**Data entries:**
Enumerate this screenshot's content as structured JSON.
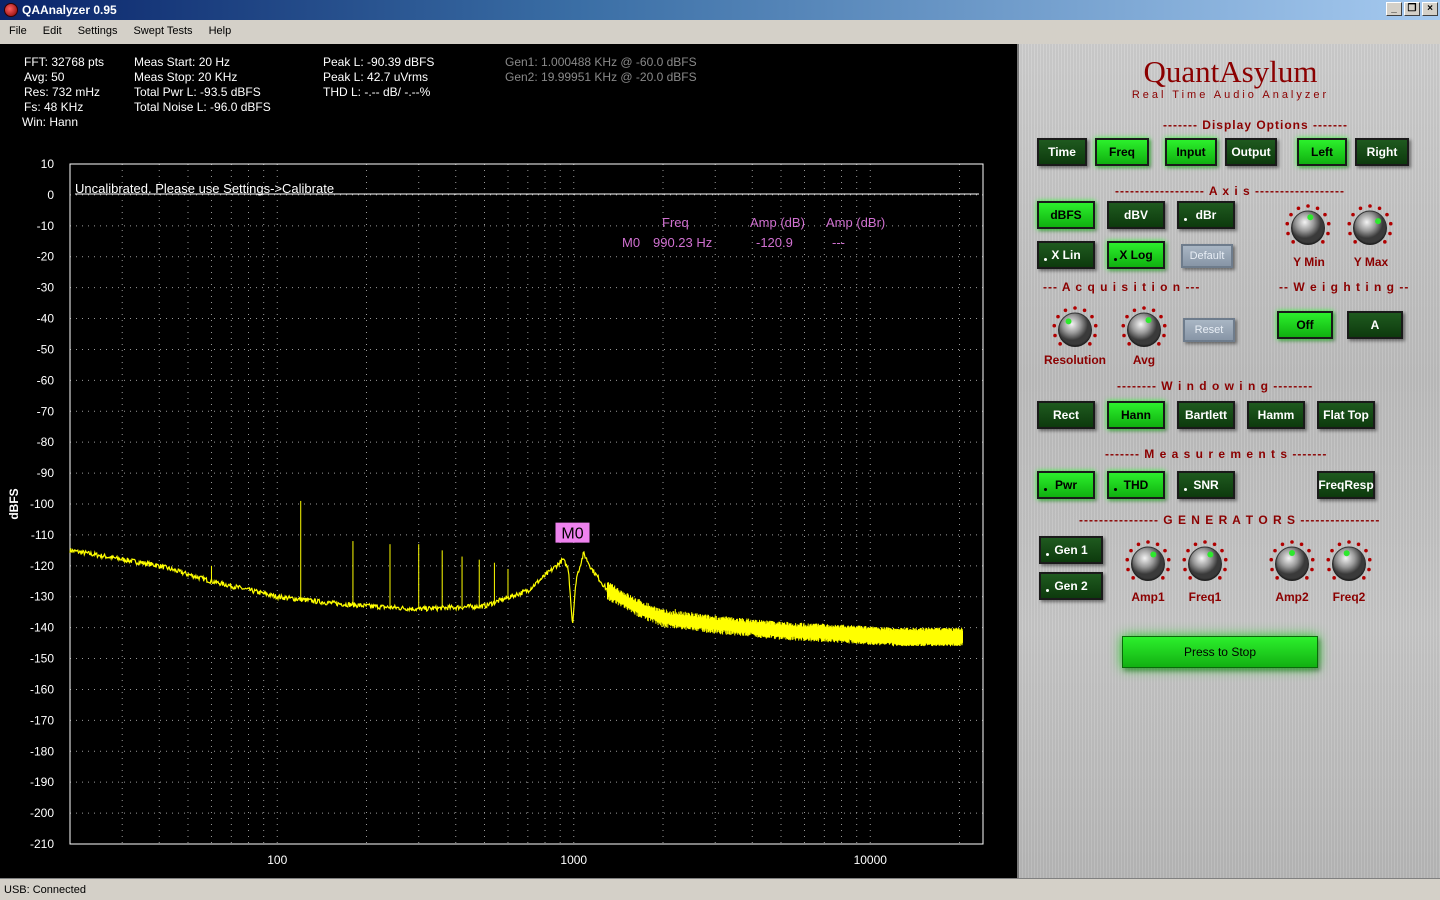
{
  "window": {
    "title": "QAAnalyzer 0.95"
  },
  "menu": [
    "File",
    "Edit",
    "Settings",
    "Swept Tests",
    "Help"
  ],
  "info": {
    "col1": [
      "FFT: 32768 pts",
      "Avg: 50",
      "Res: 732 mHz",
      "Fs: 48 KHz",
      "Win: Hann"
    ],
    "col2": [
      "Meas Start: 20 Hz",
      "Meas Stop: 20 KHz",
      "Total Pwr L: -93.5 dBFS",
      "",
      "Total Noise L: -96.0 dBFS"
    ],
    "col3": [
      "Peak L: -90.39 dBFS",
      "",
      "Peak L: 42.7 uVrms",
      "",
      "THD L: -.-- dB/ -.--%"
    ],
    "gen": [
      "Gen1: 1.000488 KHz @ -60.0 dBFS",
      "Gen2: 19.99951 KHz @ -20.0 dBFS"
    ]
  },
  "plot": {
    "calibration_note": "Uncalibrated. Please use Settings->Calibrate",
    "marker_table": {
      "headers": [
        "Freq",
        "Amp (dB)",
        "Amp (dBr)"
      ],
      "row": {
        "id": "M0",
        "freq": "990.23 Hz",
        "amp_db": "-120.9",
        "amp_dbr": "---"
      }
    },
    "marker_label": "M0"
  },
  "chart_data": {
    "type": "line",
    "xscale": "log",
    "xlim": [
      20,
      24000
    ],
    "ylim": [
      -210,
      10
    ],
    "ylabel": "dBFS",
    "x_ticks": [
      "100",
      "1000",
      "10000"
    ],
    "y_ticks": [
      10,
      0,
      -10,
      -20,
      -30,
      -40,
      -50,
      -60,
      -70,
      -80,
      -90,
      -100,
      -110,
      -120,
      -130,
      -140,
      -150,
      -160,
      -170,
      -180,
      -190,
      -200,
      -210
    ],
    "grid": true,
    "series_color": "#ffff00",
    "noise_floor": [
      [
        20,
        -115
      ],
      [
        40,
        -120
      ],
      [
        60,
        -125
      ],
      [
        100,
        -130
      ],
      [
        150,
        -132
      ],
      [
        200,
        -133
      ],
      [
        300,
        -134
      ],
      [
        500,
        -133
      ],
      [
        700,
        -128
      ],
      [
        850,
        -121
      ],
      [
        920,
        -118
      ],
      [
        960,
        -121
      ],
      [
        990,
        -139
      ],
      [
        1020,
        -124
      ],
      [
        1080,
        -116
      ],
      [
        1150,
        -121
      ],
      [
        1300,
        -128
      ],
      [
        1600,
        -133
      ],
      [
        2000,
        -137
      ],
      [
        3000,
        -139
      ],
      [
        5000,
        -141
      ],
      [
        8000,
        -142
      ],
      [
        12000,
        -143
      ],
      [
        20000,
        -143
      ],
      [
        24000,
        -142
      ]
    ],
    "spikes": [
      [
        60,
        -120
      ],
      [
        120,
        -99
      ],
      [
        180,
        -112
      ],
      [
        240,
        -113
      ],
      [
        300,
        -113
      ],
      [
        360,
        -115
      ],
      [
        420,
        -117
      ],
      [
        480,
        -118
      ],
      [
        540,
        -119
      ],
      [
        600,
        -121
      ],
      [
        1500,
        -132
      ],
      [
        1800,
        -133
      ],
      [
        2200,
        -134
      ],
      [
        2500,
        -135
      ],
      [
        3000,
        -136
      ],
      [
        4000,
        -138
      ],
      [
        5000,
        -139
      ],
      [
        7000,
        -139
      ],
      [
        10000,
        -140
      ]
    ],
    "marker": {
      "name": "M0",
      "freq": 990.23,
      "amp": -120.9
    }
  },
  "panel": {
    "brand": "QuantAsylum",
    "subtitle": "Real Time Audio Analyzer",
    "sections": {
      "display": "------- Display Options -------",
      "axis": "------------------ A x i s ------------------",
      "acq": "--- A c q u i s i t i o n ---",
      "weight": "-- W e i g h t i n g --",
      "window": "-------- W i n d o w i n g --------",
      "meas": "------- M e a s u r e m e n t s -------",
      "gen": "---------------- G E N E R A T O R S ----------------"
    },
    "buttons": {
      "time": "Time",
      "freq": "Freq",
      "input": "Input",
      "output": "Output",
      "left": "Left",
      "right": "Right",
      "dbfs": "dBFS",
      "dbv": "dBV",
      "dbr": "dBr",
      "xlin": "X Lin",
      "xlog": "X Log",
      "default": "Default",
      "reset": "Reset",
      "off": "Off",
      "a": "A",
      "rect": "Rect",
      "hann": "Hann",
      "bartlett": "Bartlett",
      "hamm": "Hamm",
      "flattop": "Flat Top",
      "pwr": "Pwr",
      "thd": "THD",
      "snr": "SNR",
      "freqresp": "FreqResp",
      "gen1": "Gen 1",
      "gen2": "Gen 2",
      "stop": "Press to Stop"
    },
    "knobs": {
      "ymin": "Y Min",
      "ymax": "Y Max",
      "resolution": "Resolution",
      "avg": "Avg",
      "amp1": "Amp1",
      "freq1": "Freq1",
      "amp2": "Amp2",
      "freq2": "Freq2"
    }
  },
  "status": "USB: Connected"
}
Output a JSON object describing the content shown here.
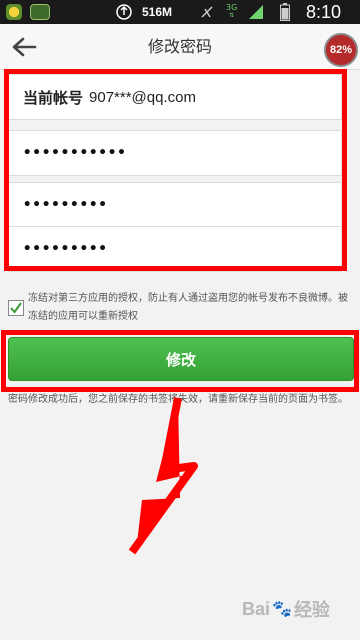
{
  "statusbar": {
    "memory": "516M",
    "network": "3G",
    "clock": "8:10"
  },
  "header": {
    "title": "修改密码",
    "battery_badge": "82%"
  },
  "form": {
    "account_label": "当前帐号",
    "account_value": "907***@qq.com",
    "old_password_masked": "•••••••••••",
    "new_password_masked": "•••••••••",
    "confirm_password_masked": "•••••••••"
  },
  "options": {
    "checkbox_checked": true,
    "note": "冻结对第三方应用的授权，防止有人通过盗用您的帐号发布不良微博。被冻结的应用可以重新授权"
  },
  "submit_label": "修改",
  "hint": "密码修改成功后，您之前保存的书签将失效，请重新保存当前的页面为书签。",
  "watermark": {
    "text_left": "Bai",
    "text_right": "经验"
  },
  "colors": {
    "highlight": "#ff0000",
    "primary_green": "#3cae3c"
  }
}
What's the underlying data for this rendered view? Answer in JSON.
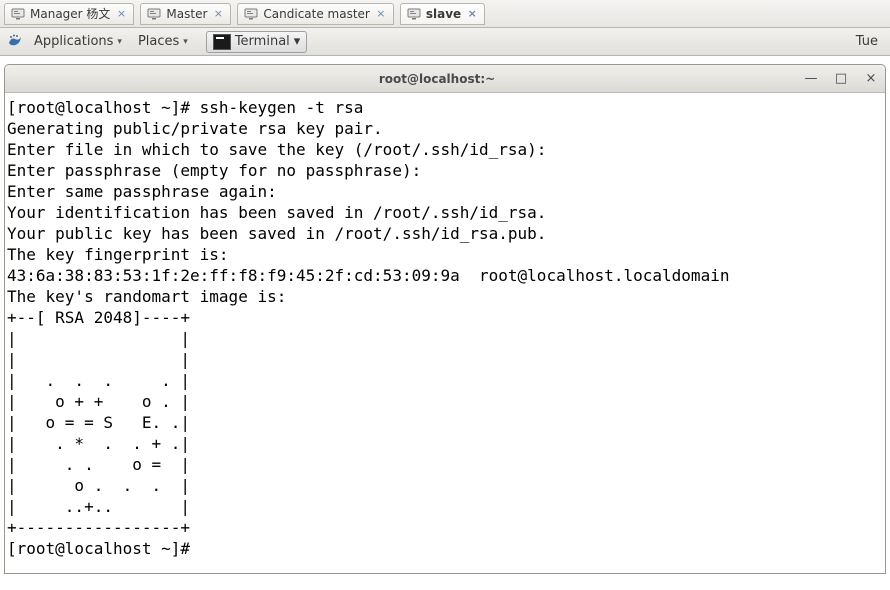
{
  "outer_tabs": {
    "items": [
      {
        "label": "Manager 杨文"
      },
      {
        "label": "Master"
      },
      {
        "label": "Candicate master"
      },
      {
        "label": "slave"
      }
    ],
    "active_index": 3
  },
  "desktop_bar": {
    "applications": "Applications",
    "places": "Places",
    "app_name": "Terminal",
    "clock": "Tue"
  },
  "terminal_window": {
    "title": "root@localhost:~",
    "minimize": "—",
    "maximize": "□",
    "close": "×"
  },
  "terminal_lines": [
    "[root@localhost ~]# ssh-keygen -t rsa",
    "Generating public/private rsa key pair.",
    "Enter file in which to save the key (/root/.ssh/id_rsa):",
    "Enter passphrase (empty for no passphrase):",
    "Enter same passphrase again:",
    "Your identification has been saved in /root/.ssh/id_rsa.",
    "Your public key has been saved in /root/.ssh/id_rsa.pub.",
    "The key fingerprint is:",
    "43:6a:38:83:53:1f:2e:ff:f8:f9:45:2f:cd:53:09:9a  root@localhost.localdomain",
    "The key's randomart image is:",
    "+--[ RSA 2048]----+",
    "|                 |",
    "|                 |",
    "|   .  .  .     . |",
    "|    o + +    o . |",
    "|   o = = S   E. .|",
    "|    . *  .  . + .|",
    "|     . .    o =  |",
    "|      o .  .  .  |",
    "|     ..+..       |",
    "+-----------------+",
    "[root@localhost ~]#"
  ]
}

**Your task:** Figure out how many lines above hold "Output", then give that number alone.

**Response area:** 2